San Giovanni dei Fiorentini
is a 17th century minor basilica, parish and titular church dedicated to St John the Baptist, and situated at the north end of the Via Giulia in the rione Ponte. It is also the regional church for expatriates from Florence.
For reference, a plan of the church is available here
Pope Julius II ordered the Via Giulia to be cut through the network of filthy alleys between Via di Monserrat and the river in order to relieve dangerous congestion caused by crowds of pilgrims, and this was opened in 1508. A group of Florentine expatriates, including the Florentine Pope Leo X de Medici, decided to build a magnificent church on a prime site at the north end of the new street. The first architect ran into trouble with the foundations at the river end. A new architect, Antonio da Sangallo the Younger, a military engineer as well as an architect, succeeded with the foundations but did not manage to complete the church. Construction ground to a halt by the time of the Sack of Rome in 1527.

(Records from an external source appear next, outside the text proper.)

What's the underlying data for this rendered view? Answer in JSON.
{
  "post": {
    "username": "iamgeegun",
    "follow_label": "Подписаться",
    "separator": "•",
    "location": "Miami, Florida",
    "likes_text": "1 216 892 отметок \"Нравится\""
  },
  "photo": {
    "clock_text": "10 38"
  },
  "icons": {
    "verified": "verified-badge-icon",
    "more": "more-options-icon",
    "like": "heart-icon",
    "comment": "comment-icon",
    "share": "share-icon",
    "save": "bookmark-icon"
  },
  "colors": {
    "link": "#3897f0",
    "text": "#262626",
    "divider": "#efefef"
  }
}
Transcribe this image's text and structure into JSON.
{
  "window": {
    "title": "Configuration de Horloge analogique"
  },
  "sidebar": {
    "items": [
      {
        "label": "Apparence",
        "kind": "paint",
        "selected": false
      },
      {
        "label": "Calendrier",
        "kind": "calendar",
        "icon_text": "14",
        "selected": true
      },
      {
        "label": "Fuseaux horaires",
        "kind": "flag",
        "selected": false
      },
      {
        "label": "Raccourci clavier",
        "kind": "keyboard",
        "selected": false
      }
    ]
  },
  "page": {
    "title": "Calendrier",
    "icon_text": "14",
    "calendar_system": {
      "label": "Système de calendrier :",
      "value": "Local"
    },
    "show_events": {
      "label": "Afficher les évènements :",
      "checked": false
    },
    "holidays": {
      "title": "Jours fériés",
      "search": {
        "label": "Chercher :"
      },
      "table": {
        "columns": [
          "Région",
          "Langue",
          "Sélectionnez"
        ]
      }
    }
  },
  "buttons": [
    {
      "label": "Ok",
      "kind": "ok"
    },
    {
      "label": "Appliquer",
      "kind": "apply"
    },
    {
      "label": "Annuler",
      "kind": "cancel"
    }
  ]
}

In 1583 Cardinal Ferdinando de'Medici assigned the church to Giacomo della Porta who built the nave between 1583-92 on the extant substructure, based on the Latin cross arrangement. After his death in 1602, the building passed to Carlo Maderno took over from 1602-1620 during which time the dome was constructed and the main body of the church completed. The last part to be completed was the present façade, by Alessandro Galilei from a commission by Pope Clement XII, who died the year before its completion.
An extensive restoration took place in 1853, including floor, under the direction of Gaspar Salvi. In 1918 it was made a minor basilica. In 2001, a new museum was opened. In 2006 a copy of the icon of Our Lady of Altagracia, venerated in the Dominican Republic, was blessed for the church.